## Exercise requirements
Without leaving anything out, print every line of the data.

(Excerpts from a dataset)
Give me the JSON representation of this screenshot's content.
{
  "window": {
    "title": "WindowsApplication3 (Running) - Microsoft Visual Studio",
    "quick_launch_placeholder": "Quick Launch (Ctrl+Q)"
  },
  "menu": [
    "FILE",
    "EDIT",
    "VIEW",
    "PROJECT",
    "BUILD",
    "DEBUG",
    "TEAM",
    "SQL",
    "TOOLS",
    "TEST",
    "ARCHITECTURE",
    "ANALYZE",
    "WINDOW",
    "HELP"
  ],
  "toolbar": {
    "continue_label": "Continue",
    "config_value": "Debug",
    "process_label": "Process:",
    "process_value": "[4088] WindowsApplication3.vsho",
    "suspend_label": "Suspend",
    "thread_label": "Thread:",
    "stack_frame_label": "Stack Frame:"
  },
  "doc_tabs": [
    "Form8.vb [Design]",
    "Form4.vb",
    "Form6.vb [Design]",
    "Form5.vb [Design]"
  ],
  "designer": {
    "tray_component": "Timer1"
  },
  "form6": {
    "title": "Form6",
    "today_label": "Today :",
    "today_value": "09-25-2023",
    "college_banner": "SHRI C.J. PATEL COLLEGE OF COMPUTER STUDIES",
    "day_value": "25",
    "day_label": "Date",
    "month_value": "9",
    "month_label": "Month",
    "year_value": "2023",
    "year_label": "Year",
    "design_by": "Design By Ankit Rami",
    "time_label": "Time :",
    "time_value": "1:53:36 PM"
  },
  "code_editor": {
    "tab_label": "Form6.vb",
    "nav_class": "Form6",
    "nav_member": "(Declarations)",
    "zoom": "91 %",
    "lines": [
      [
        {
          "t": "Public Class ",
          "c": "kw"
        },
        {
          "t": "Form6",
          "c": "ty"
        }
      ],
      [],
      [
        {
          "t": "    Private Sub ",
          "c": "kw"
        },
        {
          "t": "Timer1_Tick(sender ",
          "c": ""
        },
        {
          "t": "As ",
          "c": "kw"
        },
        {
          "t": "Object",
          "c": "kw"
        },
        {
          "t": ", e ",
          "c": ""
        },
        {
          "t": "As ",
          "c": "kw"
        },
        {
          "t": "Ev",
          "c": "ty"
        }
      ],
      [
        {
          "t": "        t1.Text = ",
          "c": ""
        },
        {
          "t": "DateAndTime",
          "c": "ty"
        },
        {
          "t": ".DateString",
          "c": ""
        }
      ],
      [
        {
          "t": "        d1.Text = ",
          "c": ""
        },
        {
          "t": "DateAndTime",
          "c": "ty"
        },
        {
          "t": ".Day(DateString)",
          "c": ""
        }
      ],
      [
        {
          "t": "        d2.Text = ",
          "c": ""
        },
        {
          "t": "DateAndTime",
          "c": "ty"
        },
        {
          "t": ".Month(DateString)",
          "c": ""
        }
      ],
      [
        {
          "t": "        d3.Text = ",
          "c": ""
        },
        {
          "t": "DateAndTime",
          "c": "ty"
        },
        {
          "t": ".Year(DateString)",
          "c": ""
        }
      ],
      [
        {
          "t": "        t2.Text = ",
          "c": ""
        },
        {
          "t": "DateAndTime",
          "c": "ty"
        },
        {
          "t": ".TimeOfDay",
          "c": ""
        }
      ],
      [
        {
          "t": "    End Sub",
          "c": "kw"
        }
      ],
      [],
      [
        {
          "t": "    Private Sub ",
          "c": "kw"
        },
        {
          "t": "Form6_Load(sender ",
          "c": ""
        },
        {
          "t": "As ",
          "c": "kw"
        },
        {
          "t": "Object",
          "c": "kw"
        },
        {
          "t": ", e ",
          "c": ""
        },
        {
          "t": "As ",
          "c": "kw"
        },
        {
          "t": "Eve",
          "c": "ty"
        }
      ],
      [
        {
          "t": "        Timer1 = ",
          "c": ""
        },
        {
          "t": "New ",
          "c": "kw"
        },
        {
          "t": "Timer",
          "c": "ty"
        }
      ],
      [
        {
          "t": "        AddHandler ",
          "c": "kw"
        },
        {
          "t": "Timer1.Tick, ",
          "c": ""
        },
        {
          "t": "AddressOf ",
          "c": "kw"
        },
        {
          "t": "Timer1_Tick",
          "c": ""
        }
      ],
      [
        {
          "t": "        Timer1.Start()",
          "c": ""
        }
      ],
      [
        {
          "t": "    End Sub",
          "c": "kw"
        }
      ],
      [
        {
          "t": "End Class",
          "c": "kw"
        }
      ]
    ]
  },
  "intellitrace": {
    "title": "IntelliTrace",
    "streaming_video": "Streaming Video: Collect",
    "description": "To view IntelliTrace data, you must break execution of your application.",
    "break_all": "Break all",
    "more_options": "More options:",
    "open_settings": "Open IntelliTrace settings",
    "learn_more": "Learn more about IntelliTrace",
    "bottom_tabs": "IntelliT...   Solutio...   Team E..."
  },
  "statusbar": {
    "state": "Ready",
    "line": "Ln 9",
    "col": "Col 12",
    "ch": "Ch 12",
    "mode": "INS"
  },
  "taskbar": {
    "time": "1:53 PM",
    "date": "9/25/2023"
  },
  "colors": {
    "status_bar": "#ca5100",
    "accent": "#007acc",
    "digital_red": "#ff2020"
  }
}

## Task result
Give me the JSON representation of this screenshot's content.
{
  "window": {
    "title": "WindowsApplication3 (Running) - Microsoft Visual Studio",
    "quick_launch_placeholder": "Quick Launch (Ctrl+Q)"
  },
  "menu": [
    "FILE",
    "EDIT",
    "VIEW",
    "PROJECT",
    "BUILD",
    "DEBUG",
    "TEAM",
    "SQL",
    "TOOLS",
    "TEST",
    "ARCHITECTURE",
    "ANALYZE",
    "WINDOW",
    "HELP"
  ],
  "toolbar": {
    "continue_label": "Continue",
    "config_value": "Debug",
    "process_label": "Process:",
    "process_value": "[4088] WindowsApplication3.vsho",
    "suspend_label": "Suspend",
    "thread_label": "Thread:",
    "stack_frame_label": "Stack Frame:"
  },
  "doc_tabs": [
    "Form8.vb [Design]",
    "Form4.vb",
    "Form6.vb [Design]",
    "Form5.vb [Design]"
  ],
  "designer": {
    "tray_component": "Timer1"
  },
  "form6": {
    "title": "Form6",
    "today_label": "Today :",
    "today_value": "09-25-2023",
    "college_banner": "SHRI C.J. PATEL COLLEGE OF COMPUTER STUDIES",
    "day_value": "25",
    "day_label": "Date",
    "month_value": "9",
    "month_label": "Month",
    "year_value": "2023",
    "year_label": "Year",
    "design_by": "Design By Ankit Rami",
    "time_label": "Time :",
    "time_value": "1:53:36 PM"
  },
  "code_editor": {
    "tab_label": "Form6.vb",
    "nav_class": "Form6",
    "nav_member": "(Declarations)",
    "zoom": "91 %",
    "lines": [
      [
        {
          "t": "Public Class ",
          "c": "kw"
        },
        {
          "t": "Form6",
          "c": "ty"
        }
      ],
      [],
      [
        {
          "t": "    Private Sub ",
          "c": "kw"
        },
        {
          "t": "Timer1_Tick(sender ",
          "c": ""
        },
        {
          "t": "As ",
          "c": "kw"
        },
        {
          "t": "Object",
          "c": "kw"
        },
        {
          "t": ", e ",
          "c": ""
        },
        {
          "t": "As ",
          "c": "kw"
        },
        {
          "t": "Ev",
          "c": "ty"
        }
      ],
      [
        {
          "t": "        t1.Text = ",
          "c": ""
        },
        {
          "t": "DateAndTime",
          "c": "ty"
        },
        {
          "t": ".DateString",
          "c": ""
        }
      ],
      [
        {
          "t": "        d1.Text = ",
          "c": ""
        },
        {
          "t": "DateAndTime",
          "c": "ty"
        },
        {
          "t": ".Day(DateString)",
          "c": ""
        }
      ],
      [
        {
          "t": "        d2.Text = ",
          "c": ""
        },
        {
          "t": "DateAndTime",
          "c": "ty"
        },
        {
          "t": ".Month(DateString)",
          "c": ""
        }
      ],
      [
        {
          "t": "        d3.Text = ",
          "c": ""
        },
        {
          "t": "DateAndTime",
          "c": "ty"
        },
        {
          "t": ".Year(DateString)",
          "c": ""
        }
      ],
      [
        {
          "t": "        t2.Text = ",
          "c": ""
        },
        {
          "t": "DateAndTime",
          "c": "ty"
        },
        {
          "t": ".TimeOfDay",
          "c": ""
        }
      ],
      [
        {
          "t": "    End Sub",
          "c": "kw"
        }
      ],
      [],
      [
        {
          "t": "    Private Sub ",
          "c": "kw"
        },
        {
          "t": "Form6_Load(sender ",
          "c": ""
        },
        {
          "t": "As ",
          "c": "kw"
        },
        {
          "t": "Object",
          "c": "kw"
        },
        {
          "t": ", e ",
          "c": ""
        },
        {
          "t": "As ",
          "c": "kw"
        },
        {
          "t": "Eve",
          "c": "ty"
        }
      ],
      [
        {
          "t": "        Timer1 = ",
          "c": ""
        },
        {
          "t": "New ",
          "c": "kw"
        },
        {
          "t": "Timer",
          "c": "ty"
        }
      ],
      [
        {
          "t": "        AddHandler ",
          "c": "kw"
        },
        {
          "t": "Timer1.Tick, ",
          "c": ""
        },
        {
          "t": "AddressOf ",
          "c": "kw"
        },
        {
          "t": "Timer1_Tick",
          "c": ""
        }
      ],
      [
        {
          "t": "        Timer1.Start()",
          "c": ""
        }
      ],
      [
        {
          "t": "    End Sub",
          "c": "kw"
        }
      ],
      [
        {
          "t": "End Class",
          "c": "kw"
        }
      ]
    ]
  },
  "intellitrace": {
    "title": "IntelliTrace",
    "streaming_video": "Streaming Video: Collect",
    "description": "To view IntelliTrace data, you must break execution of your application.",
    "break_all": "Break all",
    "more_options": "More options:",
    "open_settings": "Open IntelliTrace settings",
    "learn_more": "Learn more about IntelliTrace",
    "bottom_tabs": "IntelliT...   Solutio...   Team E..."
  },
  "statusbar": {
    "state": "Ready",
    "line": "Ln 9",
    "col": "Col 12",
    "ch": "Ch 12",
    "mode": "INS"
  },
  "taskbar": {
    "time": "1:53 PM",
    "date": "9/25/2023"
  },
  "colors": {
    "status_bar": "#ca5100",
    "accent": "#007acc",
    "digital_red": "#ff2020"
  }
}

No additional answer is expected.